HC444H/431H: Decolonizing Knowledge & Power: The Black Radical Tradition as a Counter-Catastrophic Social Science

Professor: George Barganier

4.00 credits

  • CRN 21103: Friday, 1000-1250 @ SYNCRONOUS REMOTE

Graduation Requirement:  This class will fulfill a Social Science Colloquium and a US: Difference, Inequality, Agency (US) area of inquiry requirement.  If the student has already taken a Social Science Colloquium, this class will fulfill both of the following requirements:  an Elective Colloquium and a US area of inquiry.

This is an intensive seminar on the Black Radical Tradition.

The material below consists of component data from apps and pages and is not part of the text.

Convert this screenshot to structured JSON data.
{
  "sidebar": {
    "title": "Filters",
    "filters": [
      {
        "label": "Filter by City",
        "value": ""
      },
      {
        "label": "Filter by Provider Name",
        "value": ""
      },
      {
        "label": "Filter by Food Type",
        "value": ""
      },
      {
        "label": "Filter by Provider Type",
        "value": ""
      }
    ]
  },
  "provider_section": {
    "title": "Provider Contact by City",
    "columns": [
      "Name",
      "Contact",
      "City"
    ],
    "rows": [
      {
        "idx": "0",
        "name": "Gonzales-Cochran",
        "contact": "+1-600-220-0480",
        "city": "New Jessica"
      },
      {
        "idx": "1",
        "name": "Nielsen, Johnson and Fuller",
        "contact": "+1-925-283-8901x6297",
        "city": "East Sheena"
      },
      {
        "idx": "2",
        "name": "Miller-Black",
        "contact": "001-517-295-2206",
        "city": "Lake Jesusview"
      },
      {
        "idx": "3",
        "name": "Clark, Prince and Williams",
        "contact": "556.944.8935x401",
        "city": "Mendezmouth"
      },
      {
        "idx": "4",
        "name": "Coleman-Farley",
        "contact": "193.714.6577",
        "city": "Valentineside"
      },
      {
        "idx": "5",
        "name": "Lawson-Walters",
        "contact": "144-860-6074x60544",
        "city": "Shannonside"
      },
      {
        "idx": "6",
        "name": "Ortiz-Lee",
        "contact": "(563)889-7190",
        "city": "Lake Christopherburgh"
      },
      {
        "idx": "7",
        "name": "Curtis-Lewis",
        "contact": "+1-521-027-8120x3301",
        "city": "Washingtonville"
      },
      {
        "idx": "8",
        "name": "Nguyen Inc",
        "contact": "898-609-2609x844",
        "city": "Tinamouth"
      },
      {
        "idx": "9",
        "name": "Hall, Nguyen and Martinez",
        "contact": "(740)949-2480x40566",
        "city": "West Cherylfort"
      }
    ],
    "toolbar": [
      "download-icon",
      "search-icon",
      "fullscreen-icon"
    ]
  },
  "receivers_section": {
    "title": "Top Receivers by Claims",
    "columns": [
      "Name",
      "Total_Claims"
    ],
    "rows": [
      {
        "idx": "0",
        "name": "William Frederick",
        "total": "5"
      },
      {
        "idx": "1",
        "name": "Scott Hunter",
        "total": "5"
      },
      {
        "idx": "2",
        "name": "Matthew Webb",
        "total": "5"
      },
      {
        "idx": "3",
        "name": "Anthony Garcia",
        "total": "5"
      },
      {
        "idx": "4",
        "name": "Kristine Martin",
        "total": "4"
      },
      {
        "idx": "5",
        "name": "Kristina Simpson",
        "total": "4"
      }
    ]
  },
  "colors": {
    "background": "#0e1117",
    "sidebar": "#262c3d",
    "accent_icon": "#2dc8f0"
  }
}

This course takes a decolonial, transdisciplinary approach to the study of knowledge and power and considers possible modes of intervention to confront the problems around inequality in society. Our understanding of inequality inherently depends upon our understanding of the entangled social production of global social hierarchies such as race, gender, class and sexuality. And this question, in turn, raises broader questions about the nature of society, economics, and politics. Accordingly, this class is intended to introduce you to a number of ways of understanding the intersection of knowledge production and structures of power. Grounded in engagement with the oppressed, we will ultimately seek to open space for articulating new possibilities for decolonizing knowledge and power. Thus, our interrogation of inequality in society centers around questions of justice, ethics and human suffering.

This course covers the seminal methodological and theoretical issues related to questions of racial inequality posed by the Black Radical Tradition. We will consider the politics of knowledge generation, who generates which knowledge and for what purpose; and its relationship to practices of domination and resistance. We will interrogate the historical origins of these practices and their function in society and ponder the role race plays in larger structures of domination and resistance in our search to imagine more humane forms of social life.


This course is offered through the CHC's Visiting Fellowship in Equity, Justice, and Inclusion program, through which award-winning teachers and scholars from around the country offer unique courses that enrich the CHC's curricular offerings related to social justice. The inaugural theme for 2021-23 is the Black Experience in the United States. Learn more about the CHC's Visiting Fellowship program

Visiting Fellow George Barganier is an Associate Professor of Criminal Justice Studies at San Francisco State University. Learn more about Professor Barganier.

This course will be offered in an online synchronous format (i.e., over Zoom).